My last post dealt with the issue of how schools teach technology to students. Student access to and proficiency with technology is important if we are to prepare students for the 21st century work force. However, examining student tech use is not the only concern. The tech community also recognizes that student learning can be helped or hindered by teacher tech knowledge and integration. Teachers should understand and be able to integrate current technologies, but often lack the motivation, knowledge and/or skill to do so.

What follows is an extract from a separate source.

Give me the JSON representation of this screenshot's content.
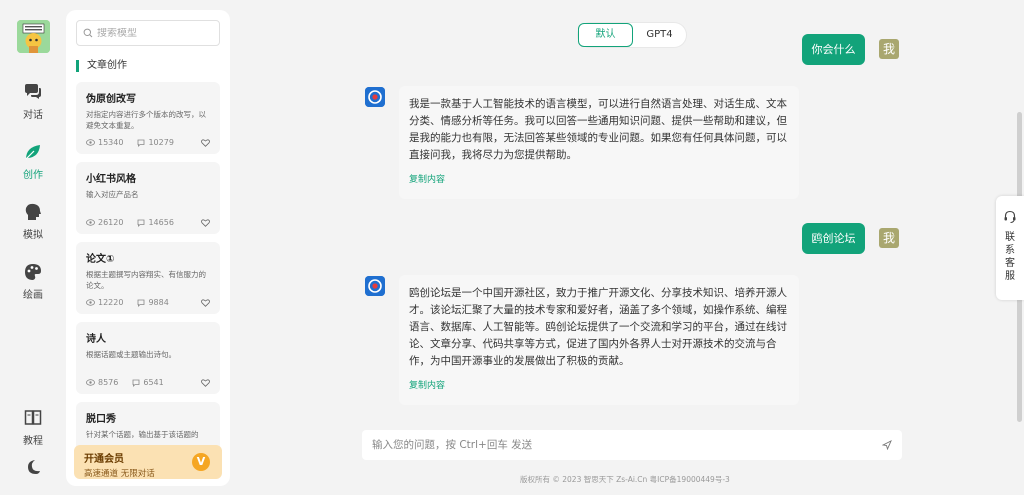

These days, it isn’t enough to teach in one content area or even multiple subjects; educators need to commit to career-long professionalism. Teachers are also expected to be self-motivated, flexible in their approaches to teaching, and competent. School leaders and parents are leaning on teachers to be more current and integrative with their technology use to no avail. Teacher tech proficiency is spotty at most school sites and teachers who don't understand technology cannot effectively integrate it in their classrooms. Students are the ones who suffer.
At what point do we insist on teacher tech proficiency? Do teachers have a responsibility to stay current in our field? To learn new technologies? To share new tech knowledge with students? I say they do. What do you think?
To check out my blog, go to mishnemusings.blogspot.com.
Jenith works full time for Newport-Mesa USD as the Director of Education Technology, working closely with K-12 administrators, teachers, students and parents and supporting them with technology integration. She also teaches in the Masters of Learning technologies (MALT) Program at Pepperdine University. Recently, Jenith completed her Ed.D in Educational Technology also at Pepperdine University. She sits on the board of the Down Syndrome Foundation (DSF) and Newport Mesa Administrator's Association (NMAA). She is a member of the following organizations: ISTE, CUE, ACM, AERA. In her spare time, she works with her sister to run their non-profit foundation, Down Syndrome Foundation of Orange County and hangs out with her three Labrador Retrievers.